Demonstrators celebrate at the U.S. Supreme Court after the court struck down a Texas law imposing strict regulations on abortion doctors and facilities that its critics contended were specifically designed to shut down clinics in Washington, Jun. 27, 2016. Reuters

Indiana State Rep. Curt Nisly said Wednesday he plans to introduce a bill that would ban abortion statewide. His proposal comes as Republican lawmakers controlling statehouses across the nation, Congress and the White House have vowed to crack down on abortion rights.

“My goal is to treat the death of an unborn child like you would any other human being," Rep. Nisly told local reporters. "As an elected official, I will continue to support pro-life policies seeking to preserve the dignity of all human life and provide a voice for the voiceless."

While such a ban would be unconstitutional under the Supreme Court's Roe V. Wade verdict, which protects a woman’s right to abortion, pro-life groups might have a chance to outlaw abortion if the Supreme Court ever decides to overturn the landmark decision in a new ruling. President-elect Donald Trump opened the floodgates to the fight over abortion in a CBS “60 Minutes” interview Sunday when he said he would elect “pro-life” judges to the Supreme Court that could potentially undo Roe v. Wade. Trump said that if the ruling was overturned, the issue of abortion would go to the states. If woman lived in states where abortion became illegal, they would have to travel to another one to have the operation, Trump said.

“My position is that the Supreme Court is wrong with Roe v. Wade and they don’t have jurisdiction in this manner,” Nisly told the Indy Star. “This is the state of Indiana asserting the powers that are given to them, specifically in the 9th and 10th Amendments of the U.S. Constitution.”

ACLU Legal Director Ken Falk said the Supreme Court is unlikely to overturn the Roe V. Wade verdict. He said the Justices have a great deal of respect for upholding precedent.

“No one is well served by having a Supreme Court that becomes a political body that changes its opinion based on who's there.

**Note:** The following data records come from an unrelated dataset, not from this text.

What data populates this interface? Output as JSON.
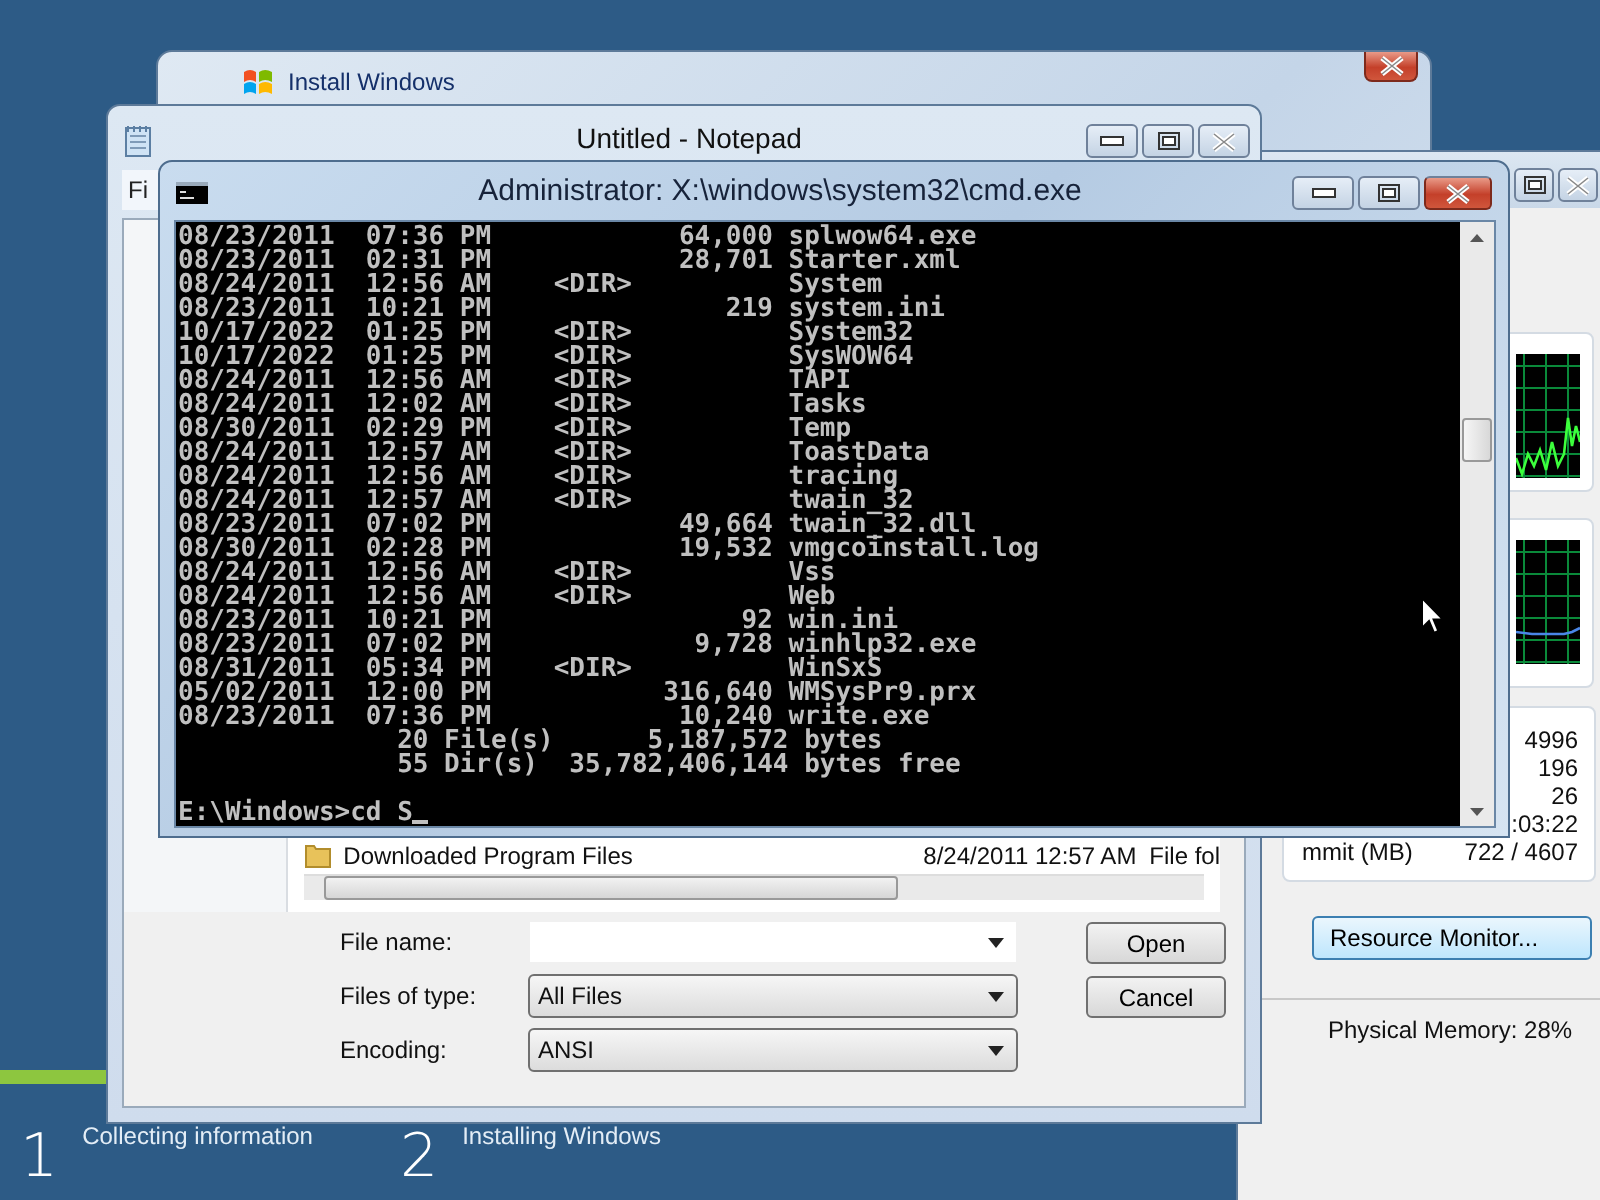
{
  "install_window": {
    "title": "Install Windows"
  },
  "task_manager": {
    "stats": [
      {
        "value": "4996"
      },
      {
        "value": "196"
      },
      {
        "value": "26"
      },
      {
        "value": ":03:22"
      },
      {
        "label": "mmit (MB)",
        "value": "722 / 4607"
      }
    ],
    "button": "Resource Monitor...",
    "status": "Physical Memory: 28%"
  },
  "notepad": {
    "title": "Untitled - Notepad",
    "menu": [
      "Fi"
    ],
    "open_dialog": {
      "file": {
        "name": "Downloaded Program Files",
        "date": "8/24/2011 12:57 AM",
        "type": "File fol"
      },
      "fields": [
        {
          "kind": "input",
          "label": "File name:"
        },
        {
          "kind": "dropdown",
          "label": "Files of type:",
          "value": "All Files"
        },
        {
          "kind": "dropdown",
          "label": "Encoding:",
          "value": "ANSI"
        }
      ],
      "buttons": [
        "Open",
        "Cancel"
      ]
    }
  },
  "cmd": {
    "title": "Administrator: X:\\windows\\system32\\cmd.exe",
    "lines": [
      "08/23/2011  07:36 PM            64,000 splwow64.exe",
      "08/23/2011  02:31 PM            28,701 Starter.xml",
      "08/24/2011  12:56 AM    <DIR>          System",
      "08/23/2011  10:21 PM               219 system.ini",
      "10/17/2022  01:25 PM    <DIR>          System32",
      "10/17/2022  01:25 PM    <DIR>          SysWOW64",
      "08/24/2011  12:56 AM    <DIR>          TAPI",
      "08/24/2011  12:02 AM    <DIR>          Tasks",
      "08/30/2011  02:29 PM    <DIR>          Temp",
      "08/24/2011  12:57 AM    <DIR>          ToastData",
      "08/24/2011  12:56 AM    <DIR>          tracing",
      "08/24/2011  12:57 AM    <DIR>          twain_32",
      "08/23/2011  07:02 PM            49,664 twain_32.dll",
      "08/30/2011  02:28 PM            19,532 vmgcoinstall.log",
      "08/24/2011  12:56 AM    <DIR>          Vss",
      "08/24/2011  12:56 AM    <DIR>          Web",
      "08/23/2011  10:21 PM                92 win.ini",
      "08/23/2011  07:02 PM             9,728 winhlp32.exe",
      "08/31/2011  05:34 PM    <DIR>          WinSxS",
      "05/02/2011  12:00 PM           316,640 WMSysPr9.prx",
      "08/23/2011  07:36 PM            10,240 write.exe",
      "              20 File(s)      5,187,572 bytes",
      "              55 Dir(s)  35,782,406,144 bytes free"
    ],
    "prompt": "E:\\Windows>cd S"
  },
  "setup": {
    "progress": {
      "level": 0.07
    },
    "steps": [
      {
        "number": "1",
        "label": "Collecting information"
      },
      {
        "number": "2",
        "label": "Installing Windows"
      }
    ]
  }
}
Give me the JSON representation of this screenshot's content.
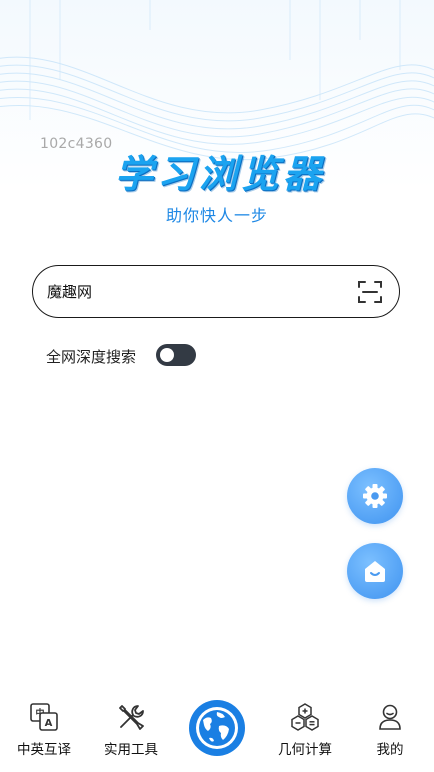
{
  "debug_id": "102c4360",
  "brand": {
    "title": "学习浏览器",
    "slogan": "助你快人一步"
  },
  "search": {
    "value": "魔趣网",
    "placeholder": ""
  },
  "deep_search": {
    "label": "全网深度搜索",
    "enabled": true
  },
  "fabs": [
    {
      "name": "settings",
      "icon": "gear-icon"
    },
    {
      "name": "home",
      "icon": "home-face-icon"
    }
  ],
  "nav": {
    "translate": "中英互译",
    "tools": "实用工具",
    "geometry": "几何计算",
    "mine": "我的"
  },
  "colors": {
    "accent": "#1a7fe3",
    "brand": "#1ba3f0",
    "fab": "#4a9af0",
    "toggle": "#333a44"
  }
}
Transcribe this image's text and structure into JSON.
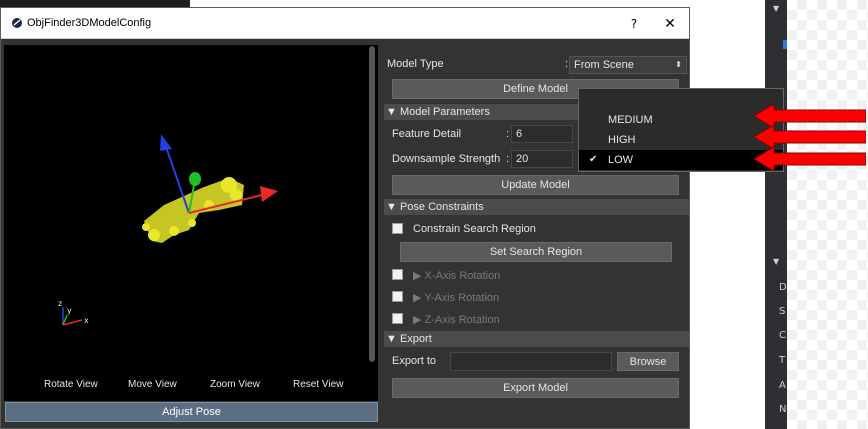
{
  "window": {
    "title": "ObjFinder3DModelConfig",
    "help_label": "?",
    "close_label": "✕"
  },
  "viewport": {
    "buttons": [
      "Rotate View",
      "Move View",
      "Zoom View",
      "Reset View"
    ],
    "adjust_pose_label": "Adjust Pose",
    "axis_gizmo": {
      "z": "z",
      "y": "y",
      "x": "x"
    }
  },
  "panel": {
    "model_type_label": "Model Type",
    "model_type_colon": ":",
    "model_type_value": "From Scene",
    "define_model_label": "Define Model",
    "model_parameters_label": "Model Parameters",
    "feature_detail_label": "Feature Detail",
    "feature_detail_colon": ":",
    "feature_detail_value": "6",
    "downsample_label": "Downsample Strength",
    "downsample_colon": ":",
    "downsample_value": "20",
    "update_model_label": "Update Model",
    "pose_constraints_label": "Pose Constraints",
    "constrain_search_label": "Constrain Search Region",
    "set_search_region_label": "Set Search Region",
    "x_axis_label": "X-Axis Rotation",
    "y_axis_label": "Y-Axis Rotation",
    "z_axis_label": "Z-Axis Rotation",
    "export_section_label": "Export",
    "export_to_label": "Export to",
    "export_to_value": "",
    "browse_label": "Browse",
    "export_model_label": "Export Model"
  },
  "dropdown": {
    "options": [
      "MEDIUM",
      "HIGH",
      "LOW"
    ],
    "selected": "LOW"
  },
  "colors": {
    "arrow_red": "#ff0000",
    "x_axis": "#e8282a",
    "y_axis": "#22c022",
    "z_axis": "#2340e0",
    "point_cloud": "#e8e82a"
  },
  "background_letters": [
    "D",
    "S",
    "C",
    "T",
    "A",
    "N"
  ]
}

And I think all of the Justices recognize that,” Falk told local reporters. “The Legislature probably has better things to do than consider laws that will be struck down immediately when they are passed."

Betty Cockrum, president of Planned Parenthood of Indiana and Kentucky, said she was worried about Trump’s rhetoric about potentially overturning the Roe V. Wade verdict. Nisly should try and reduce abortions by educating and providing women birth control to inspire planned pregnancies, Cockrum said.

Amy Schlichter, founder of pro-life group “Hoosiers 4 Life," an organization dedicated to ending abortion in Indiana, said a majority of people in the state find the Supreme Court verdict to be “unconstitutional.”

"One of our most tragic court cases was Roe v. Wade and the hope of that getting thrown out is absolutely inviting,” Schlichter told local reporters. “So you know there is a discussion that needs to be had."

Roughly 954,000 abortions were performed in the U.S. in 2014, down from approximately 983,000 abortions in 2013 and 1.02 million abortions in 2012, according to state level entry data and statistics from the Centers Of Disease Control.